Objectives: Title VII of the Health Professions Educational Assistance Act of 1976 was created to encourage the production of primary care physicians. This study explored recent trends in the proportion of US medical school graduates entering primary care in relationship to Title VII funding.
Methods: The American Medical Association Physician Masterfile was used to determine the specialty choice of all students graduating from American medical schools between 1960 and 1985.
Results: The proportion of graduates entering primary care rose from 19.7% in 1967 to 31.1% in 1976 and remained stable for the subsequent decade.
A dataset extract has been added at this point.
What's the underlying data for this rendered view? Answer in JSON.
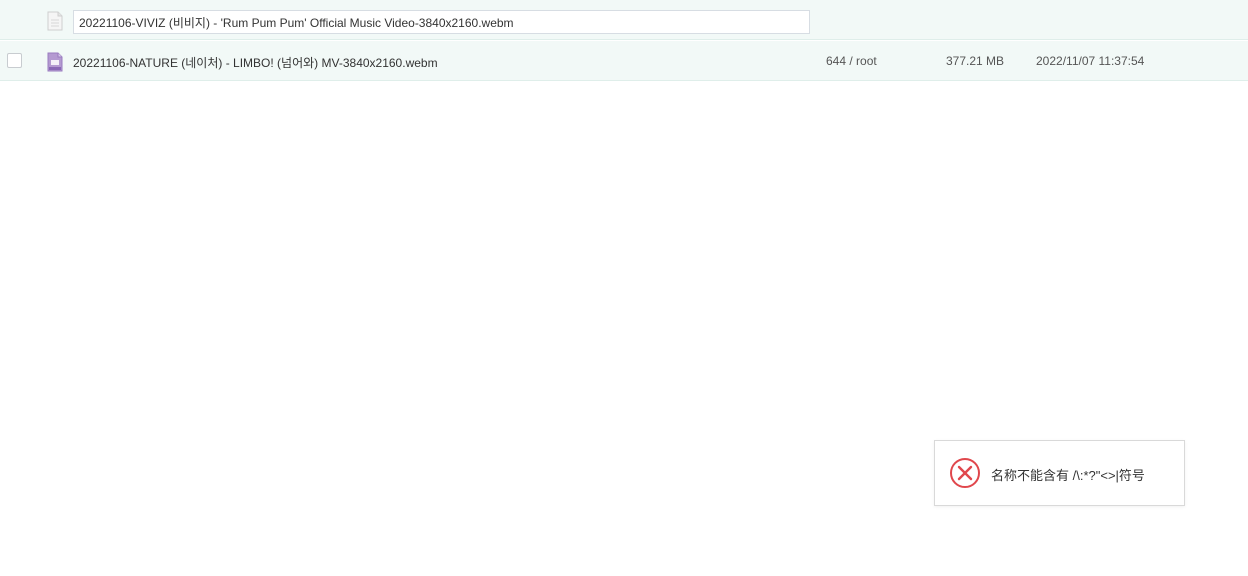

The increase occurred before implementation of Title VII. Rural, state-owned medical schools with departments of family medicine tend to produce a greater proportion of primary care physicians than urban private schools without family medicine departments.
Conclusions: The values of American medical schools and the reward structure of American medical practice favor the production of specialists over primary care physicians. Although Title VII helped to encourage and sustain the development of primary care educational programs at both the medical student and graduate levels, an increase in the proportion of primary care physicians will require fundamental changes.